* **WHAT THE TASK REQUIRES**:
Return only those lines of the records below in which "consecutive" appears.

(Excerpts from a dataset)
⁂

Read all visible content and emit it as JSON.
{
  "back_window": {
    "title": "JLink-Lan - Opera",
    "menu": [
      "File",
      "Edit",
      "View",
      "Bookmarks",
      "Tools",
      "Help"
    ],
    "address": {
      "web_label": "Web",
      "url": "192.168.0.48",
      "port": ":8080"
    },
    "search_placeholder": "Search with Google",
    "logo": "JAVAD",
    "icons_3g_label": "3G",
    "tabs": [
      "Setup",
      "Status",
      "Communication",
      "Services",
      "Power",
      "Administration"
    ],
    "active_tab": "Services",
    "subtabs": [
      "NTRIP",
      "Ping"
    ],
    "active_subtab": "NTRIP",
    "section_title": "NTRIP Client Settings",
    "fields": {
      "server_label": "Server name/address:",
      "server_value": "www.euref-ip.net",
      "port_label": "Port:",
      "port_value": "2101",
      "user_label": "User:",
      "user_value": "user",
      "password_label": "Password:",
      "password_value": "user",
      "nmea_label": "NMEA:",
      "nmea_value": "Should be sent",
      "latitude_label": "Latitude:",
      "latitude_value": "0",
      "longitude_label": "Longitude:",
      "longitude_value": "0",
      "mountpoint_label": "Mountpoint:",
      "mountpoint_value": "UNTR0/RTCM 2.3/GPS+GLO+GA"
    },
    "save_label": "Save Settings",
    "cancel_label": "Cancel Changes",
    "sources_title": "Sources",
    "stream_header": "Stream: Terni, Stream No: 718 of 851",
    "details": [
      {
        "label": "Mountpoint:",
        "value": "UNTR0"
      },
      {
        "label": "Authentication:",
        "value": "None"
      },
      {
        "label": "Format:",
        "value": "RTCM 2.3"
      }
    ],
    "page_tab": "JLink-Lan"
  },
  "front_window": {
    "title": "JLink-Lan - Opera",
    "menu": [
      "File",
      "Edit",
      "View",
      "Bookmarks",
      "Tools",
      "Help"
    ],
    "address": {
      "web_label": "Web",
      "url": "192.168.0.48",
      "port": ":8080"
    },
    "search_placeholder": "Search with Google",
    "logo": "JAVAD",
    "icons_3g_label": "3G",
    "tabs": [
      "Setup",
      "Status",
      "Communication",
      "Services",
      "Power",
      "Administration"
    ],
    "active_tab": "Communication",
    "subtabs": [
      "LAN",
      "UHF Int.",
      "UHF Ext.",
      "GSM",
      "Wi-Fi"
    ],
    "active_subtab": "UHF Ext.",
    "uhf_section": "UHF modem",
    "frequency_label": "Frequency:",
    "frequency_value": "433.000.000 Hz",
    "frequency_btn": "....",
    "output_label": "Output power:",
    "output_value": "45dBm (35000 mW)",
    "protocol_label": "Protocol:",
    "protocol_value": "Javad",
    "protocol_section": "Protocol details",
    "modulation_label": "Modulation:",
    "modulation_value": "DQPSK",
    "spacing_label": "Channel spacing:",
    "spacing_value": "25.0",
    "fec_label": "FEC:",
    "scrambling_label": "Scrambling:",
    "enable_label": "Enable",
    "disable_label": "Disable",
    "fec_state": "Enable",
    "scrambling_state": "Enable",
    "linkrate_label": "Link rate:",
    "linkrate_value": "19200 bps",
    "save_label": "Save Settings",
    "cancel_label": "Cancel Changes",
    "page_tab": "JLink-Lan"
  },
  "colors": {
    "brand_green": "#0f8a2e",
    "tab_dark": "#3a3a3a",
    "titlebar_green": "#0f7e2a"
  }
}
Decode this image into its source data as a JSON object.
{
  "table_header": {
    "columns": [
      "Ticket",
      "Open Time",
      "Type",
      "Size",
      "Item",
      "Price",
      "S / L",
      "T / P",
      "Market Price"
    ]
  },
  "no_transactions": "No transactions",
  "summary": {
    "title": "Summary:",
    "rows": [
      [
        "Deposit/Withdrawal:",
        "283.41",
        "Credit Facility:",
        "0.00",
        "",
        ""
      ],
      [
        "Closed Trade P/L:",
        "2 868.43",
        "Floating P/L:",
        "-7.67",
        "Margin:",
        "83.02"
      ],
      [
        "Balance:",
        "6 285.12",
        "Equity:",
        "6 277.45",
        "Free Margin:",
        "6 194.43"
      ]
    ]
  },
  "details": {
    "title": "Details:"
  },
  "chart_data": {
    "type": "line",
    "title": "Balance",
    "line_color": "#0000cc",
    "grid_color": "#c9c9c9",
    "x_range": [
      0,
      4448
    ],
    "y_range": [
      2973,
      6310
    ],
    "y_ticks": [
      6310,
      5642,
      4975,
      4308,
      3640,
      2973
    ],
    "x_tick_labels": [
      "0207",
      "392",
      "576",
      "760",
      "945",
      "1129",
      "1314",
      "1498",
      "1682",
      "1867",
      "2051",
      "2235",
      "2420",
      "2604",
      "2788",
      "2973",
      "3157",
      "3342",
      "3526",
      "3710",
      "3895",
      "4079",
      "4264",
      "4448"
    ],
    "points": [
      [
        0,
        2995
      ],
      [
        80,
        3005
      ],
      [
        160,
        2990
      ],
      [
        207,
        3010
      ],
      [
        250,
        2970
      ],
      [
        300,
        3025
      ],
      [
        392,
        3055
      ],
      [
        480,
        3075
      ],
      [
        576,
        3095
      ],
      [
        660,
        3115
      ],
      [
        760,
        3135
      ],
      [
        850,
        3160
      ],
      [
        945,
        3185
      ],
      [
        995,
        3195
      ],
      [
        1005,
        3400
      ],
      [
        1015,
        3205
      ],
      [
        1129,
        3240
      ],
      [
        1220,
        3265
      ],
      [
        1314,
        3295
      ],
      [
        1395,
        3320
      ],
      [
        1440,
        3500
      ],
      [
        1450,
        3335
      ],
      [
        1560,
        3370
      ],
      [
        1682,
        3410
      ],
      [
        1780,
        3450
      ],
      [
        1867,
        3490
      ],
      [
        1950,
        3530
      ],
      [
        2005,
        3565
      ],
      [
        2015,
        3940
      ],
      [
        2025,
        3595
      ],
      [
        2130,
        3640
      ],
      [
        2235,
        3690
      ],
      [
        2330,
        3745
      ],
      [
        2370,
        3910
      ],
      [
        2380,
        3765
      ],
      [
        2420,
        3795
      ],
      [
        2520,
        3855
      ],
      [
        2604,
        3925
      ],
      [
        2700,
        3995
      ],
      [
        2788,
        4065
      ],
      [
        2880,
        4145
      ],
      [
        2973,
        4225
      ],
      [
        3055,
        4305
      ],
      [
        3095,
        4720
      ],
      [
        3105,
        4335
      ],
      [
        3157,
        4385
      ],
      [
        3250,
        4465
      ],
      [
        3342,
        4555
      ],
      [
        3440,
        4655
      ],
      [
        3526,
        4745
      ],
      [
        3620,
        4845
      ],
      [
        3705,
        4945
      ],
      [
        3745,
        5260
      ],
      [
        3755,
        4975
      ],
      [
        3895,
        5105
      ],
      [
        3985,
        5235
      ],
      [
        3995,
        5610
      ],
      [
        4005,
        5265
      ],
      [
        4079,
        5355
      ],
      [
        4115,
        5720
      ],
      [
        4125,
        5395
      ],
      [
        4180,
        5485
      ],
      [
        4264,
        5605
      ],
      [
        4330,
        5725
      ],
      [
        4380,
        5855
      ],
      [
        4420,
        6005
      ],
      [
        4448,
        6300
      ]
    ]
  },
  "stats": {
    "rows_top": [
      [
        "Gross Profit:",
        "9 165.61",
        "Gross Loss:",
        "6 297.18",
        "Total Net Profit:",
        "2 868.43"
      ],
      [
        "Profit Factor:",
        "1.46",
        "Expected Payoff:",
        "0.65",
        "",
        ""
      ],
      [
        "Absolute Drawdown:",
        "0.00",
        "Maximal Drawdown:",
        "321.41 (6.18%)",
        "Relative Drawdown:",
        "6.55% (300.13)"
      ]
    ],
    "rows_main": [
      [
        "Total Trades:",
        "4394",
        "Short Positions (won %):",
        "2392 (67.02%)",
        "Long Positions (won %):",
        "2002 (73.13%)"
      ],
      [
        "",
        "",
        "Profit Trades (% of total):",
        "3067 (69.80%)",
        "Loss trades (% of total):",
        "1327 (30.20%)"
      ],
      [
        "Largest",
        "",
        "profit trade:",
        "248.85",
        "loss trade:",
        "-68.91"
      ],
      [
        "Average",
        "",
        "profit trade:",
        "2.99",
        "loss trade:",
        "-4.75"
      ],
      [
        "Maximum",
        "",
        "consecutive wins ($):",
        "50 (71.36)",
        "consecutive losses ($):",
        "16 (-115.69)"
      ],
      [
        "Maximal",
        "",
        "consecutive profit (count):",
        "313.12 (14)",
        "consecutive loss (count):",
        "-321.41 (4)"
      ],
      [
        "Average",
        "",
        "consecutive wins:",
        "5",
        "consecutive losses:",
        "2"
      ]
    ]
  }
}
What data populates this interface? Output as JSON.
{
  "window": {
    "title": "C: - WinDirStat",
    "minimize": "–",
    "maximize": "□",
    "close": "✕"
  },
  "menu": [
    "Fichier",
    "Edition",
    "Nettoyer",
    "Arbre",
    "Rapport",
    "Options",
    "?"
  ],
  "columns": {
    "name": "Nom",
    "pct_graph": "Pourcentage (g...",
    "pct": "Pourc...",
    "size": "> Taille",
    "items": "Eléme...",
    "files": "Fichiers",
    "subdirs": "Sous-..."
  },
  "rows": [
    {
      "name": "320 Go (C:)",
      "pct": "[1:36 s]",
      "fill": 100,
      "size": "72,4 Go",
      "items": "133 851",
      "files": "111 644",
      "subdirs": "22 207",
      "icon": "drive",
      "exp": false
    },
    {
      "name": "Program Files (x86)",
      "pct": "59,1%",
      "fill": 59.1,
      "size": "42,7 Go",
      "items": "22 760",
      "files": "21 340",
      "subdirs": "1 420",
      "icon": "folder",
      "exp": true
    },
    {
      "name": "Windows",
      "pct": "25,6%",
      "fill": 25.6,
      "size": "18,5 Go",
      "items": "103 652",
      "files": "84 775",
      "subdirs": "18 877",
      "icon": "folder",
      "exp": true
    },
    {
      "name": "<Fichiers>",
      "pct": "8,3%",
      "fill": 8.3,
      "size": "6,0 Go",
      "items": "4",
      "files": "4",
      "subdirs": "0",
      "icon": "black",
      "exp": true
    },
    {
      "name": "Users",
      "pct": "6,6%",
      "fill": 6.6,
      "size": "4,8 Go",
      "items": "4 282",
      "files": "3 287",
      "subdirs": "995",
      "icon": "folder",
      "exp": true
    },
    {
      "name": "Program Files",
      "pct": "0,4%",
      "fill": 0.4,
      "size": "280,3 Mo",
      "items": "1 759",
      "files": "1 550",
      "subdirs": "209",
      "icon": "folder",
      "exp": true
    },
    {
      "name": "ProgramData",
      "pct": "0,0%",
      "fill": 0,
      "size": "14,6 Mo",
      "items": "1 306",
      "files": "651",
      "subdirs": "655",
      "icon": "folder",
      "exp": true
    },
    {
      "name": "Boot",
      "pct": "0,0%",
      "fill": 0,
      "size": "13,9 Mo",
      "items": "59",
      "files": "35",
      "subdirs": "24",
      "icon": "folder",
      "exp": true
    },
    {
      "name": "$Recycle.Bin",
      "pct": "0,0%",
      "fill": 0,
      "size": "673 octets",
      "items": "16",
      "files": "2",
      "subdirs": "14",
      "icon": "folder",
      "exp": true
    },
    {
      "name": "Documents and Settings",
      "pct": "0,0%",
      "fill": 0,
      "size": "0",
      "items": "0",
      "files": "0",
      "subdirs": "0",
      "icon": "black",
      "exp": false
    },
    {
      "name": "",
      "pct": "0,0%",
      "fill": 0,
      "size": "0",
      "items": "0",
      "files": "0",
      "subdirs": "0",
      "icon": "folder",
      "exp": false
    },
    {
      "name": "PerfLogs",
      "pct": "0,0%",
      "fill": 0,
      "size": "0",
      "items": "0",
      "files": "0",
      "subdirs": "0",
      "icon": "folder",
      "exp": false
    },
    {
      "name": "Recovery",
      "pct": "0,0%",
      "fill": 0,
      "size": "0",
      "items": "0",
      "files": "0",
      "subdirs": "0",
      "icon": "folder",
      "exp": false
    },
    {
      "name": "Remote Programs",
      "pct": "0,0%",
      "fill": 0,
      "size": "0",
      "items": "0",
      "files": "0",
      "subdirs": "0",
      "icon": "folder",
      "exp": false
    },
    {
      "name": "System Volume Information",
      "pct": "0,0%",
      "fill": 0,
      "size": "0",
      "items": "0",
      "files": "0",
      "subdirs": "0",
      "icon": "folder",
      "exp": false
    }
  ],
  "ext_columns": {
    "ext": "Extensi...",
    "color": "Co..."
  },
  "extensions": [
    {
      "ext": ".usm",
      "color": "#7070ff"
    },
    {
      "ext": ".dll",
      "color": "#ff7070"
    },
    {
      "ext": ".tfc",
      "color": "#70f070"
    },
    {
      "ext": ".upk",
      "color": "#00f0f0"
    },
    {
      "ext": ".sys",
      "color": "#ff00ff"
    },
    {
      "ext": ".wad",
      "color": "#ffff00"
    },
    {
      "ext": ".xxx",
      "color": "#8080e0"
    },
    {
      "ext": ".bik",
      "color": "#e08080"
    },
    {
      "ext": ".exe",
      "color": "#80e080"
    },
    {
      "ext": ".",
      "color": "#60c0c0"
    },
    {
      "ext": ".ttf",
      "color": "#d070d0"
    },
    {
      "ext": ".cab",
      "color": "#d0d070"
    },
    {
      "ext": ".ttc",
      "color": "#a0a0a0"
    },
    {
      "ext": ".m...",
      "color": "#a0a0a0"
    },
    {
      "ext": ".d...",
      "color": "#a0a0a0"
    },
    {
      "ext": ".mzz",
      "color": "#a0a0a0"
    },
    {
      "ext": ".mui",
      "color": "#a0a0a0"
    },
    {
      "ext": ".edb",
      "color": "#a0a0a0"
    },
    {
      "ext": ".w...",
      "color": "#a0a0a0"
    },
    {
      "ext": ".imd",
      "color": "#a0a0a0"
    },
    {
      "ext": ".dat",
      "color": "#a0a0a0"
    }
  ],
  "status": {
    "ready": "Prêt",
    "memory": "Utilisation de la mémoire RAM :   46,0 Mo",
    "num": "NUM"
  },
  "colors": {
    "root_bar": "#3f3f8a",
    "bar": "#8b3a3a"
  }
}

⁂

* **RESPONSE**:
        "consecutive wins ($):",
        "consecutive losses ($):",
        "consecutive profit (count):",
        "consecutive loss (count):",
        "consecutive wins:",
        "consecutive losses:",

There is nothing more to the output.